TASK GOAL:
Reproduce, word for word, all of the records; the pictures stay out.

[[ PROVIDED RECORDS open ]]

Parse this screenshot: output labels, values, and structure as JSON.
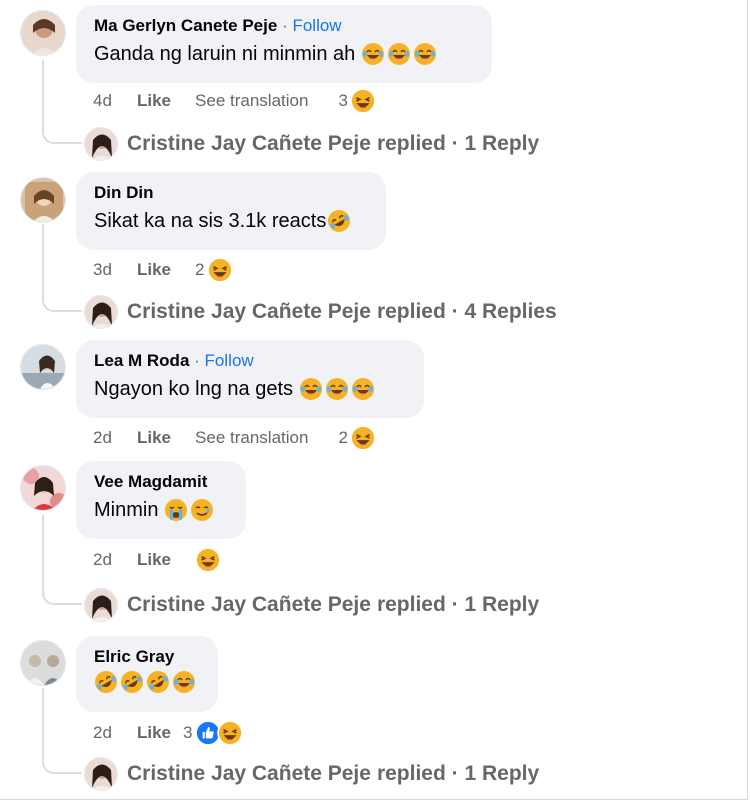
{
  "comments": [
    {
      "author": "Ma Gerlyn Canete Peje",
      "separator": "·",
      "follow": "Follow",
      "text": "Ganda ng laruin ni minmin ah",
      "emojis": [
        "laugh-cry-emoji",
        "laugh-cry-emoji",
        "laugh-cry-emoji"
      ],
      "time": "4d",
      "like": "Like",
      "translation": "See translation",
      "reaction_count": "3",
      "reply_author": "Cristine Jay Cañete Peje",
      "reply_summary": "replied · 1 Reply"
    },
    {
      "author": "Din Din",
      "text": "Sikat ka na sis 3.1k reacts",
      "emojis": [
        "rolling-laugh-emoji"
      ],
      "time": "3d",
      "like": "Like",
      "reaction_count": "2",
      "reply_author": "Cristine Jay Cañete Peje",
      "reply_summary": "replied · 4 Replies"
    },
    {
      "author": "Lea M Roda",
      "separator": "·",
      "follow": "Follow",
      "text": "Ngayon ko lng na gets",
      "emojis": [
        "laugh-cry-emoji",
        "laugh-cry-emoji",
        "laugh-cry-emoji"
      ],
      "time": "2d",
      "like": "Like",
      "translation": "See translation",
      "reaction_count": "2"
    },
    {
      "author": "Vee Magdamit",
      "text": "Minmin",
      "emojis": [
        "crying-emoji",
        "smiling-tear-emoji"
      ],
      "time": "2d",
      "like": "Like",
      "reply_author": "Cristine Jay Cañete Peje",
      "reply_summary": "replied · 1 Reply"
    },
    {
      "author": "Elric Gray",
      "text": "",
      "emojis": [
        "rolling-laugh-emoji",
        "rolling-laugh-emoji",
        "rolling-laugh-emoji",
        "laugh-cry-emoji"
      ],
      "time": "2d",
      "like": "Like",
      "reaction_count": "3",
      "reply_author": "Cristine Jay Cañete Peje",
      "reply_summary": "replied · 1 Reply"
    }
  ],
  "icons": {
    "haha_reaction": "haha-reaction-icon",
    "like_reaction": "like-reaction-icon"
  },
  "colors": {
    "bubble": "#f0f2f5",
    "follow": "#1b74e4",
    "meta": "#65676b",
    "like_blue": "#1877f2",
    "emoji_yellow": "#f7b125"
  }
}
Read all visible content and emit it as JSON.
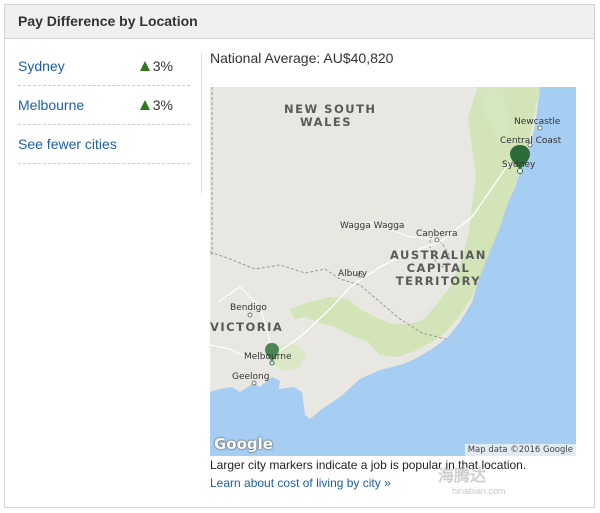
{
  "panel": {
    "title": "Pay Difference by Location"
  },
  "cities": [
    {
      "name": "Sydney",
      "change": "3%"
    },
    {
      "name": "Melbourne",
      "change": "3%"
    }
  ],
  "see_fewer_label": "See fewer cities",
  "national_average": "National Average: AU$40,820",
  "map": {
    "regions": {
      "nsw_line1": "NEW SOUTH",
      "nsw_line2": "WALES",
      "act_line1": "AUSTRALIAN",
      "act_line2": "CAPITAL",
      "act_line3": "TERRITORY",
      "victoria": "VICTORIA"
    },
    "places": {
      "newcastle": "Newcastle",
      "central_coast": "Central Coast",
      "sydney": "Sydney",
      "wagga_wagga": "Wagga Wagga",
      "canberra": "Canberra",
      "albury": "Albury",
      "bendigo": "Bendigo",
      "melbourne": "Melbourne",
      "geelong": "Geelong"
    },
    "logo": "Google",
    "attribution": "Map data ©2016 Google"
  },
  "note": "Larger city markers indicate a job is popular in that location.",
  "learn_link": "Learn about cost of living by city »",
  "watermark": {
    "text": "海腾达",
    "sub": "hinabian.com"
  },
  "colors": {
    "link": "#1e5fa8",
    "increase": "#2d7a1e",
    "ocean": "#a6cdf2",
    "land": "#e9e7e1",
    "forest": "#cfe3b4",
    "marker": "#2e6b3a"
  },
  "icons": {
    "increase": "triangle-up-icon",
    "marker": "map-pin-icon"
  }
}
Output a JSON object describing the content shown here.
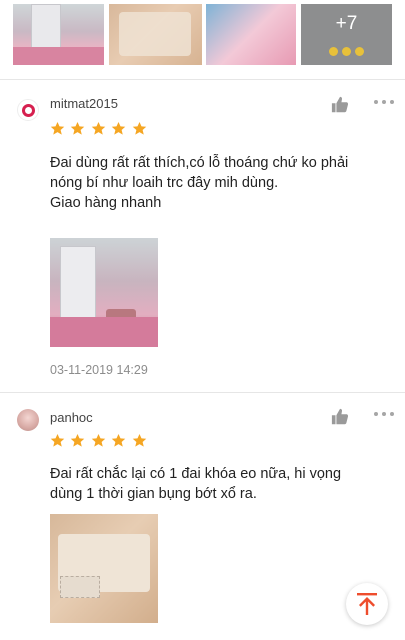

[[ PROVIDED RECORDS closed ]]

THE ANSWER:
Parse this screenshot: output labels, values, and structure as JSON.
{
  "comments": [
    {
      "author": "Ma Gerlyn Canete Peje",
      "separator": "·",
      "follow": "Follow",
      "text": "Ganda ng laruin ni minmin ah",
      "emojis": [
        "laugh-cry-emoji",
        "laugh-cry-emoji",
        "laugh-cry-emoji"
      ],
      "time": "4d",
      "like": "Like",
      "translation": "See translation",
      "reaction_count": "3",
      "reply_author": "Cristine Jay Cañete Peje",
      "reply_summary": "replied · 1 Reply"
    },
    {
      "author": "Din Din",
      "text": "Sikat ka na sis 3.1k reacts",
      "emojis": [
        "rolling-laugh-emoji"
      ],
      "time": "3d",
      "like": "Like",
      "reaction_count": "2",
      "reply_author": "Cristine Jay Cañete Peje",
      "reply_summary": "replied · 4 Replies"
    },
    {
      "author": "Lea M Roda",
      "separator": "·",
      "follow": "Follow",
      "text": "Ngayon ko lng na gets",
      "emojis": [
        "laugh-cry-emoji",
        "laugh-cry-emoji",
        "laugh-cry-emoji"
      ],
      "time": "2d",
      "like": "Like",
      "translation": "See translation",
      "reaction_count": "2"
    },
    {
      "author": "Vee Magdamit",
      "text": "Minmin",
      "emojis": [
        "crying-emoji",
        "smiling-tear-emoji"
      ],
      "time": "2d",
      "like": "Like",
      "reply_author": "Cristine Jay Cañete Peje",
      "reply_summary": "replied · 1 Reply"
    },
    {
      "author": "Elric Gray",
      "text": "",
      "emojis": [
        "rolling-laugh-emoji",
        "rolling-laugh-emoji",
        "rolling-laugh-emoji",
        "laugh-cry-emoji"
      ],
      "time": "2d",
      "like": "Like",
      "reaction_count": "3",
      "reply_author": "Cristine Jay Cañete Peje",
      "reply_summary": "replied · 1 Reply"
    }
  ],
  "icons": {
    "haha_reaction": "haha-reaction-icon",
    "like_reaction": "like-reaction-icon"
  },
  "colors": {
    "bubble": "#f0f2f5",
    "follow": "#1b74e4",
    "meta": "#65676b",
    "like_blue": "#1877f2",
    "emoji_yellow": "#f7b125"
  }
}
Read all visible content and emit it as JSON.
{
  "panel": {
    "title": "Pay Difference by Location"
  },
  "cities": [
    {
      "name": "Sydney",
      "change": "3%"
    },
    {
      "name": "Melbourne",
      "change": "3%"
    }
  ],
  "see_fewer_label": "See fewer cities",
  "national_average": "National Average: AU$40,820",
  "map": {
    "regions": {
      "nsw_line1": "NEW SOUTH",
      "nsw_line2": "WALES",
      "act_line1": "AUSTRALIAN",
      "act_line2": "CAPITAL",
      "act_line3": "TERRITORY",
      "victoria": "VICTORIA"
    },
    "places": {
      "newcastle": "Newcastle",
      "central_coast": "Central Coast",
      "sydney": "Sydney",
      "wagga_wagga": "Wagga Wagga",
      "canberra": "Canberra",
      "albury": "Albury",
      "bendigo": "Bendigo",
      "melbourne": "Melbourne",
      "geelong": "Geelong"
    },
    "logo": "Google",
    "attribution": "Map data ©2016 Google"
  },
  "note": "Larger city markers indicate a job is popular in that location.",
  "learn_link": "Learn about cost of living by city »",
  "watermark": {
    "text": "海腾达",
    "sub": "hinabian.com"
  },
  "colors": {
    "link": "#1e5fa8",
    "increase": "#2d7a1e",
    "ocean": "#a6cdf2",
    "land": "#e9e7e1",
    "forest": "#cfe3b4",
    "marker": "#2e6b3a"
  },
  "icons": {
    "increase": "triangle-up-icon",
    "marker": "map-pin-icon"
  }
}
Output a JSON object describing the content shown here.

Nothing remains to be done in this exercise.